Column in the journal.ie 23rd Feb 2012

Image: seanmcgrath via Flickr

HELLO, MY NAME is Michael McCabe. I have a full-time job, a wife who works full-time and we have a mortgage to pay. Like everyone else, it’s a struggle to make ends meet these days.


I choose when to get up in the morning, when I have meetings and how I get there, when I eat, when I sleep, and in between all of that, I make time to manage my finances and maintain my house. You’re probably thinking to yourself “So do I”. The only difference with me is that I do all of this with the help of a Personal Assistant (PA). I’m a leader (that’s the term). This means that I take the lead, I’m in control, I make the choices and I take responsibility for those choices, and that is what makes me independent. People take independence for granted, and with my Personal Assistant, I can too.

Why do I have a Personal Assistant, I hear you ask? Well I was born with Cerebral Palsy which affects the functioning of my legs, arms, lungs and speech and I use a powered wheelchair. Cerebral Palsy doesn’t affect my mind, so, like most people I have the ability to learn and absorb information, to analyse situations and use emotional and logical reasoning to determine my choices and to contribute my ideas, opinions and views to the world.

Jump back 20 years, and my life was very different. While I was independent minded, my life revolved around the availability of my brother, sister and friends. Everyday activities like eating, sleeping, going to meetings or socialising depended on when my family or friends were available to help me. I wasn’t in control, I had little choice in decisions about how my life should be run, and I was also taking away their freedom of choice. I was dependent and they were restricted.

‘I had to rely on family and friends for every little thing, including lifting a glass to my mouth’


Looking back even further to 40 years ago as a young adult, and although like most young people I liked to lead an active social life, I was still very dependent on my parents. I thought I was independent, but later I realised that when I had to rely on family and friends for every little thing, including lifting a glass to my mouth, that I wasn’t independent at all.

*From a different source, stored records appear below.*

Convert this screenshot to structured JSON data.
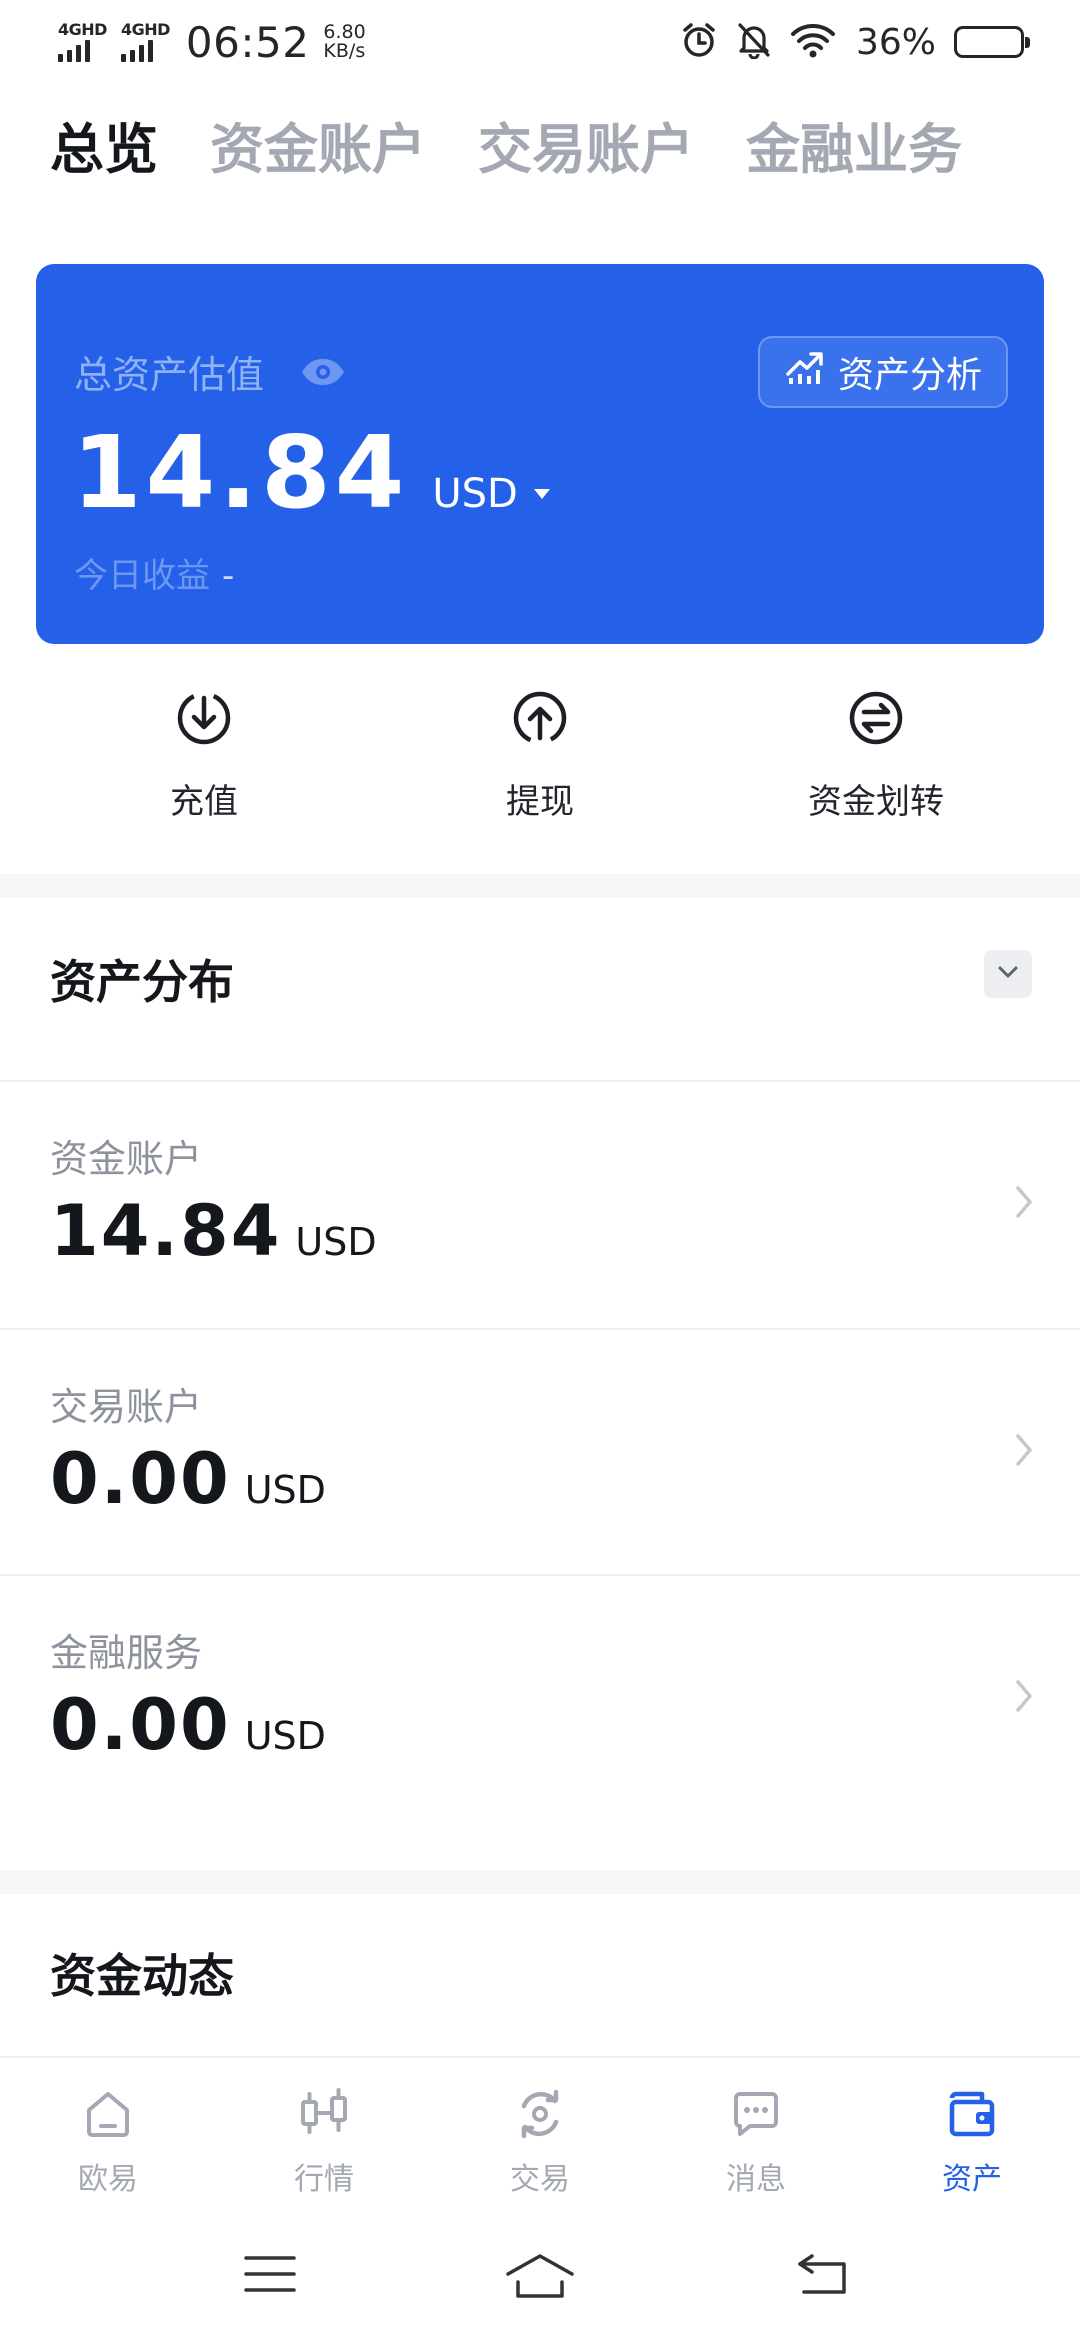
{
  "status_bar": {
    "signal1": "4GHD",
    "signal2": "4GHD",
    "time": "06:52",
    "net_speed_value": "6.80",
    "net_speed_unit": "KB/s",
    "battery": "36%",
    "battery_level": 0.36,
    "icons": [
      "alarm-icon",
      "mute-icon",
      "wifi-icon",
      "battery-icon"
    ]
  },
  "top_tabs": [
    {
      "label": "总览",
      "active": true
    },
    {
      "label": "资金账户",
      "active": false
    },
    {
      "label": "交易账户",
      "active": false
    },
    {
      "label": "金融业务",
      "active": false
    }
  ],
  "asset_card": {
    "label": "总资产估值",
    "amount": "14.84",
    "currency": "USD",
    "today_label": "今日收益",
    "today_value": "-",
    "analysis_label": "资产分析",
    "bg_color": "#2460e8"
  },
  "quick_actions": [
    {
      "label": "充值",
      "icon": "deposit-icon"
    },
    {
      "label": "提现",
      "icon": "withdraw-icon"
    },
    {
      "label": "资金划转",
      "icon": "transfer-icon"
    }
  ],
  "distribution": {
    "title": "资产分布",
    "accounts": [
      {
        "name": "资金账户",
        "amount": "14.84",
        "currency": "USD"
      },
      {
        "name": "交易账户",
        "amount": "0.00",
        "currency": "USD"
      },
      {
        "name": "金融服务",
        "amount": "0.00",
        "currency": "USD"
      }
    ]
  },
  "fund_activity": {
    "title": "资金动态"
  },
  "bottom_nav": [
    {
      "label": "欧易",
      "icon": "home-icon",
      "active": false
    },
    {
      "label": "行情",
      "icon": "candlestick-icon",
      "active": false
    },
    {
      "label": "交易",
      "icon": "trade-icon",
      "active": false
    },
    {
      "label": "消息",
      "icon": "message-icon",
      "active": false
    },
    {
      "label": "资产",
      "icon": "wallet-icon",
      "active": true
    }
  ],
  "accent_color": "#2460e8"
}
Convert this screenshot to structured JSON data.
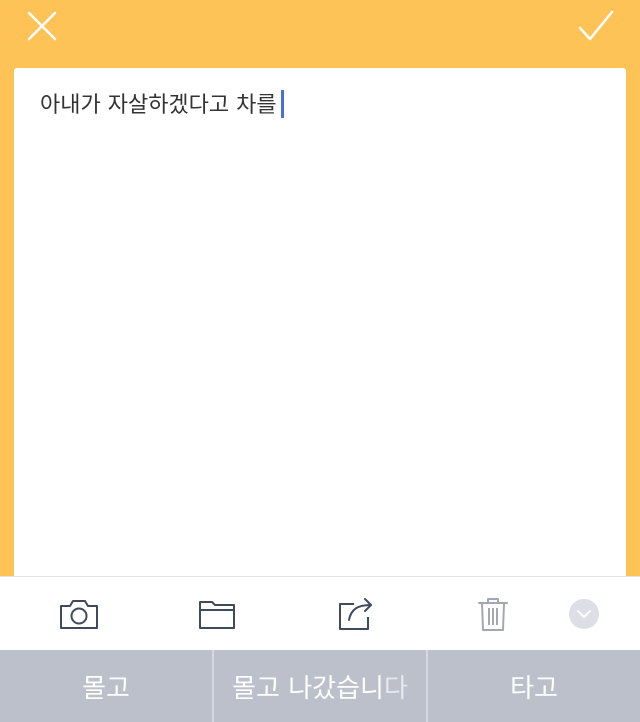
{
  "colors": {
    "header_bg": "#FEC356",
    "card_bg": "#FFFFFF",
    "text": "#333333",
    "caret": "#4A6FD8",
    "toolbar_icon": "#3F4A5A",
    "suggestion_bar_bg": "#BCC0CB"
  },
  "header": {
    "close_icon": "close-icon",
    "confirm_icon": "checkmark-icon"
  },
  "note": {
    "text": "아내가 자살하겠다고 차를"
  },
  "toolbar": {
    "icons": [
      "camera-icon",
      "folder-icon",
      "share-icon",
      "trash-icon",
      "chevron-down-icon"
    ]
  },
  "keyboard_suggestions": {
    "left": "몰고",
    "center_main": "몰고 나갔습니",
    "center_faded": "다",
    "right": "타고"
  }
}
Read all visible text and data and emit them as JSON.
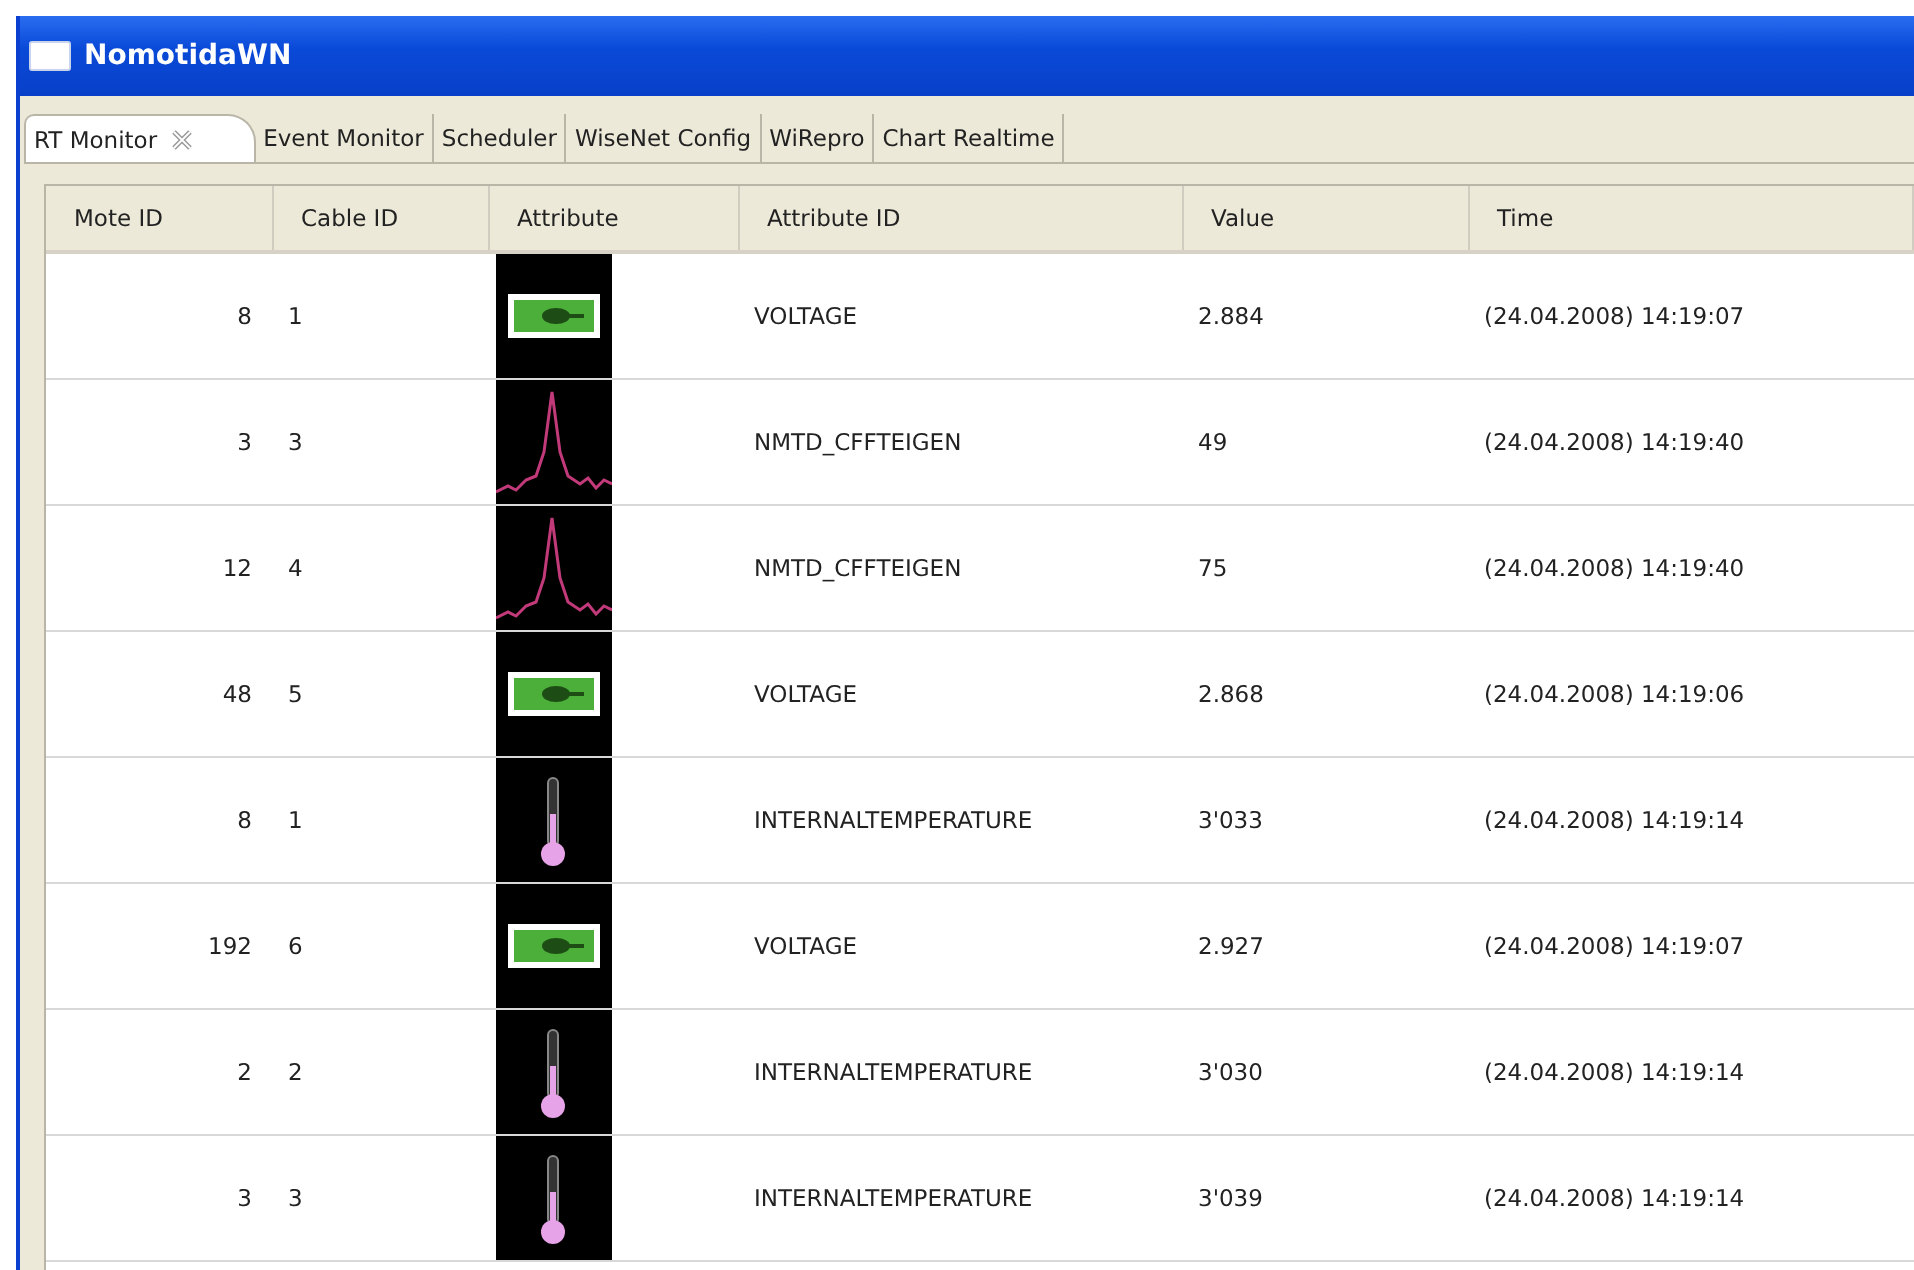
{
  "window": {
    "title": "NomotidaWN"
  },
  "tabs": [
    {
      "label": "RT Monitor",
      "selected": true,
      "closable": true
    },
    {
      "label": "Event Monitor",
      "selected": false,
      "closable": false
    },
    {
      "label": "Scheduler",
      "selected": false,
      "closable": false
    },
    {
      "label": "WiseNet Config",
      "selected": false,
      "closable": false
    },
    {
      "label": "WiRepro",
      "selected": false,
      "closable": false
    },
    {
      "label": "Chart Realtime",
      "selected": false,
      "closable": false
    }
  ],
  "table": {
    "columns": [
      "Mote ID",
      "Cable ID",
      "Attribute",
      "Attribute ID",
      "Value",
      "Time"
    ],
    "rows": [
      {
        "mote_id": "8",
        "cable_id": "1",
        "attribute": {
          "kind": "battery"
        },
        "attribute_id": "VOLTAGE",
        "value": "2.884",
        "time": "(24.04.2008) 14:19:07"
      },
      {
        "mote_id": "3",
        "cable_id": "3",
        "attribute": {
          "kind": "spectrum"
        },
        "attribute_id": "NMTD_CFFTEIGEN",
        "value": "49",
        "time": "(24.04.2008) 14:19:40"
      },
      {
        "mote_id": "12",
        "cable_id": "4",
        "attribute": {
          "kind": "spectrum"
        },
        "attribute_id": "NMTD_CFFTEIGEN",
        "value": "75",
        "time": "(24.04.2008) 14:19:40"
      },
      {
        "mote_id": "48",
        "cable_id": "5",
        "attribute": {
          "kind": "battery"
        },
        "attribute_id": "VOLTAGE",
        "value": "2.868",
        "time": "(24.04.2008) 14:19:06"
      },
      {
        "mote_id": "8",
        "cable_id": "1",
        "attribute": {
          "kind": "thermometer"
        },
        "attribute_id": "INTERNALTEMPERATURE",
        "value": "3'033",
        "time": "(24.04.2008) 14:19:14"
      },
      {
        "mote_id": "192",
        "cable_id": "6",
        "attribute": {
          "kind": "battery"
        },
        "attribute_id": "VOLTAGE",
        "value": "2.927",
        "time": "(24.04.2008) 14:19:07"
      },
      {
        "mote_id": "2",
        "cable_id": "2",
        "attribute": {
          "kind": "thermometer"
        },
        "attribute_id": "INTERNALTEMPERATURE",
        "value": "3'030",
        "time": "(24.04.2008) 14:19:14"
      },
      {
        "mote_id": "3",
        "cable_id": "3",
        "attribute": {
          "kind": "thermometer"
        },
        "attribute_id": "INTERNALTEMPERATURE",
        "value": "3'039",
        "time": "(24.04.2008) 14:19:14"
      }
    ]
  }
}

Throughout this culture of dependency, I continuously fought for the right to independence for myself and my peers.

In the early 90s my dreams began to become a reality. Along with several others, I founded the first Irish Centre for Independent Living (CIL). CIL is a Leader-led organisation which means it is led and managed by people with disabilities. CIL’s mantra is “Nothing About Us, Without Us”. Personal Assistance was introduced with the assistance of EU horizon funding and CIL piloted the first Personal Assistance programme in Ireland. A lot of research was undertaken to ensure that the Irish model didn’t repeat the mistakes of other countries and that the people with disabilities took the control and the responsibility for managing their Personal Assistants.

As a tax paying member of Irish society, I am equally affected by the changes in our direct and indirect taxation. As a commuter the cost of getting to and from work has increased enormously and my house is in negative equity. However, while I am not exactly jumping for joy, I am prepared and willing to play my part in restoring our economy.

‘There would be five fewer taxpayers in this country’


The reductions in funding to service providers will probably result in a reduction in my Personal Assistance hours. My Personal Assistants have already suffered pay reductions and I am aware that nationally many Leaders have already lost Personal Assistance hours as far back as August of last year. Those leaders received letters informing them of the reductions in hours while many of the decision-makers embarked on their summer holidays. There was no consultation or re-assessment of needs involving the Leader planned.

Losing Personal Assistance hours means that I will lose some of my independence. This is like losing a part of my very being, and the dependency on my wife will cause a new imbalance in our relationship, as I only met and married my wife after I got Personal assistance. On the other hand I am probably one of the lucky ones due to the fact that my Assistants are core funded, which leads me to presume I will only lose some, and not all of my PA hours. Yet losing all Personal Assistant hours is the harsh reality for many, particularly those who are receiving assistance from Community Employment Programmes, despite the fact that many of these Leaders are receiving an already inadequate allocation of PA hours.

My job as a Community Employment Supervisor is also at risk with the cuts in the funding for Community Employment Schemes, which will result in the closure of many CE Schemes. Without the income from my employment I would find it very difficult to continue my voluntary work as Chairman of CIL and other community bodies, simply because I would not have the means to finance my transport and communication requirements. I am not alone in this. There are many people with disabilities currently earning a living that are also providing valuable community work on a voluntary basis, and stand to lose it all if the cuts to CE Schemes go ahead.

My worst case scenario is that I lose my PA hours and my job, which in turn would mean my wife would have give up her job, as I would be dependent on her. We would both have to live off the state and would not be able to pay our mortgage. If that was to happen, then including my three Personal Assistants, there would be five less taxpayers in this country, and that, to me, does not make economic sense.

Michael McCabe is the chair of the Centre for Independent Living.

View the article here: http://www.thejournal.ie/readme/column-disability-cuts-will-change-my-life-and-they-don%e2%80%99t-make-financial-sense/